      Life After ZIRP Roughly three years ago, after traversing between Los Angeles and San Francisco via the expansive San Joaquin Valley, we penned the article, Salting the Economy to Death.  At the time, the monetary order was approach peak ZIRP.   Our boy ZIRP has passed away. Mr. 2.2% effective has taken his place in the meantime. [PT]   We found the absurdity of zero bound interest rates to have parallels to the absurdity of hundreds upon hundreds of miles of...
  • Why You Should Expect the Unexpected
      End of the Road The confluence of factors that influence market prices are vast and variable.  One moment patterns and relationships are so pronounced you can set a cornerstone by them.  The next moment they vanish like smoke in the wind. One thing that makes trading stocks so confounding is that the buy and sell points appear so obvious in hindsight.  When examining a stock’s price chart over a multi-year duration the wave movements appear to be almost predictable.   The...
  • How Dangerous is the Month of October?
      A Month with a Bad Reputation A certain degree of nervousness tends to suffuse global financial markets when the month of October approaches. The memories of sharp slumps that happened in this month in the past – often wiping out the profits of an entire year in a single day – are apt to induce fear. However, if one disregards outliers such as 1987 or 2008, October generally delivers an acceptable performance.   The road to October... not much happens at first - until it...
  • Yield Curve Compression - Precious Metals Supply and Demand
      Hammering the Spread The price of gold fell nine bucks last week. However, the price of silver shot up 33 cents. Our central planners of credit (i.e., the Fed) raised short-term interest rates, and threatened to do it again in December. Meanwhile, the stock market continues to act as if investors do not understand the concepts of marginal debtor, zombie corporation, and net present value.   The Federal Reserve – carefully inching forward to Bustville   People...

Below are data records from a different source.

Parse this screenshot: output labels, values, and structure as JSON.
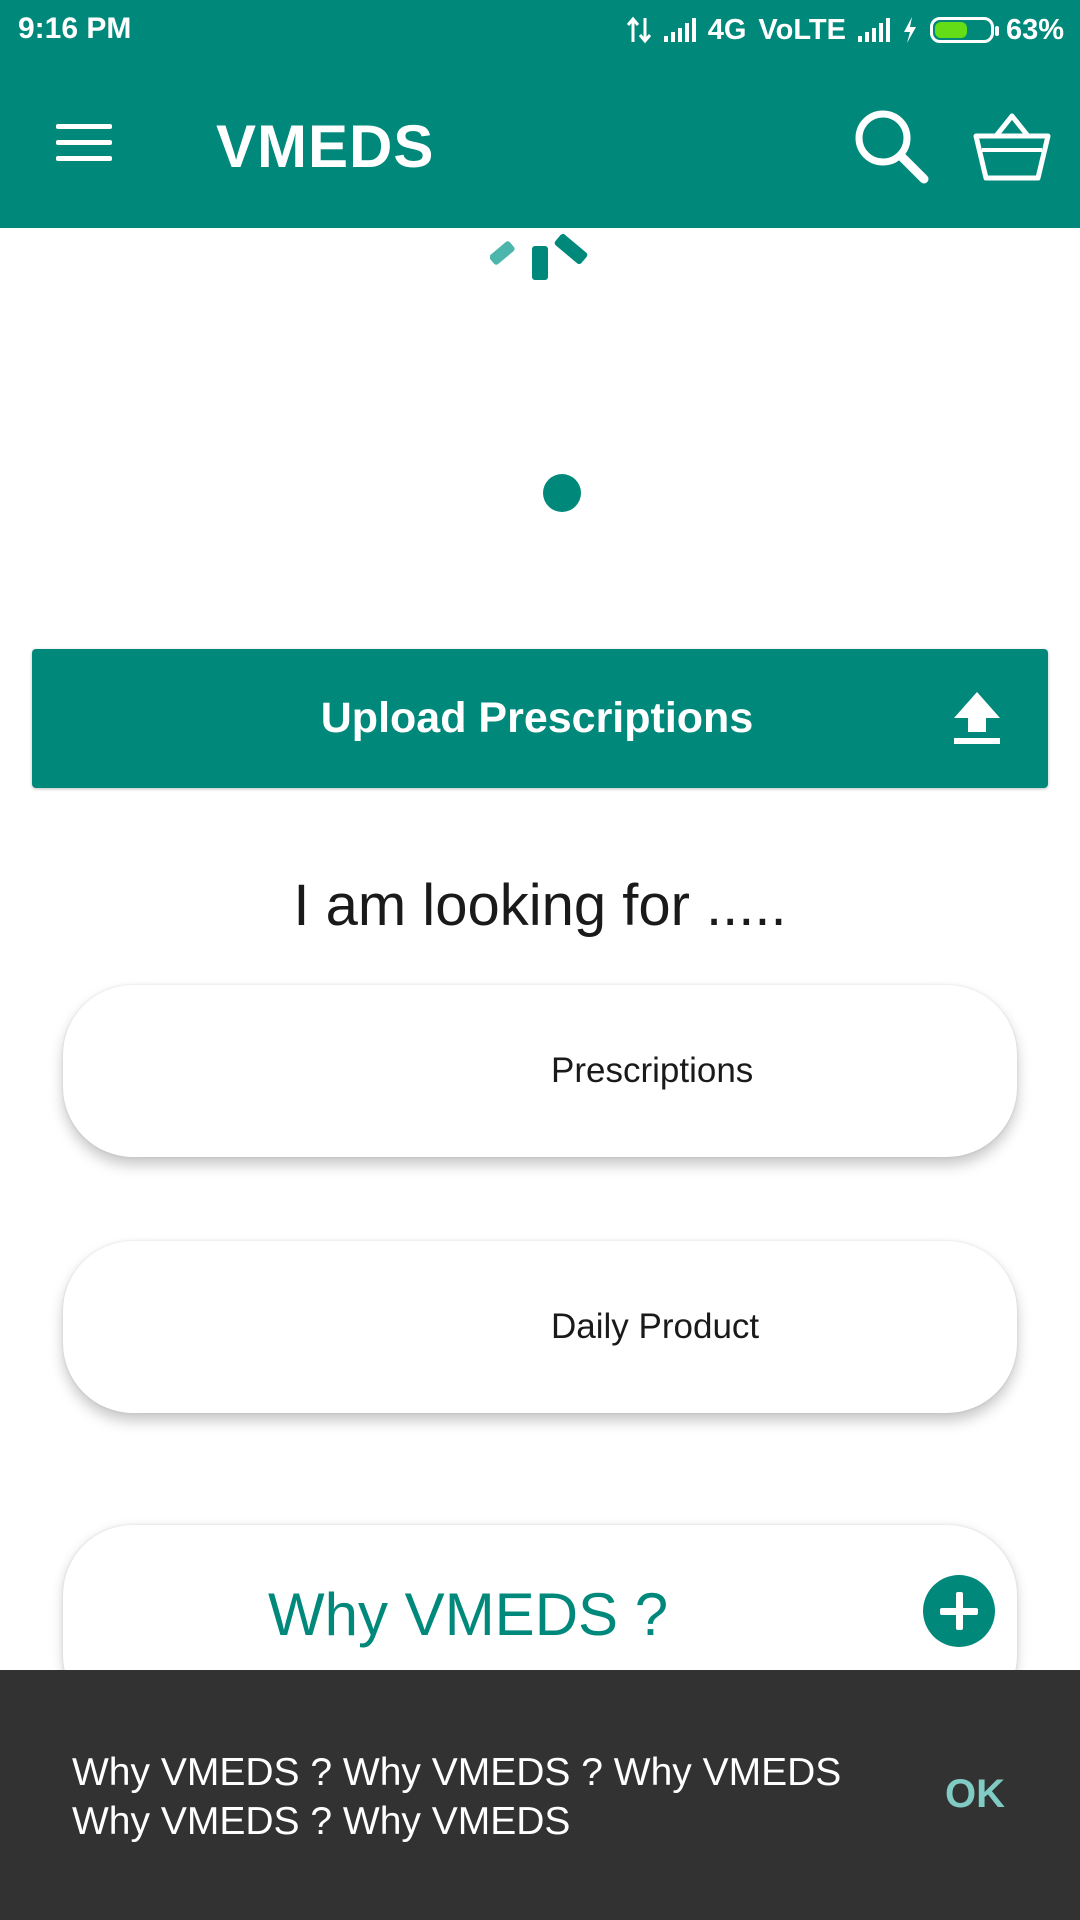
{
  "status_bar": {
    "time": "9:16 PM",
    "network": "4G",
    "volte": "VoLTE",
    "battery_percent": "63%",
    "battery_level": 0.63
  },
  "app_bar": {
    "title": "VMEDS",
    "icons": [
      "menu-icon",
      "search-icon",
      "basket-icon"
    ],
    "color": "#00897B"
  },
  "upload": {
    "label": "Upload Prescriptions",
    "icon": "upload-icon"
  },
  "looking_for": {
    "heading": "I am looking for .....",
    "options": [
      {
        "label": "Prescriptions"
      },
      {
        "label": "Daily Product"
      }
    ]
  },
  "why": {
    "title": "Why VMEDS ?",
    "icon": "plus-icon"
  },
  "snackbar": {
    "line1": "Why VMEDS ? Why VMEDS ? Why VMEDS",
    "line2": "Why VMEDS ? Why VMEDS",
    "action": "OK",
    "action_color": "#80CBC4"
  }
}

Support Acting Man

Item Guides

Austrian Theory and Investment


The Review Insider


Dog Blow


THE GOLD CARTEL: Government Intervention on Gold, the Mega Bubble in Paper and What This Means for Your Future

Realtime Charts


Gold in USD:

[Most Recent Quotes from]



Gold in EUR:

[Most Recent Quotes from]



Silver in USD:

[Most Recent Quotes from]



Platinum in USD:

[Most Recent Quotes from]



USD - Index:

[Most Recent USD from]


Mish Talk

Buy Silver Now!
Buy Gold Now!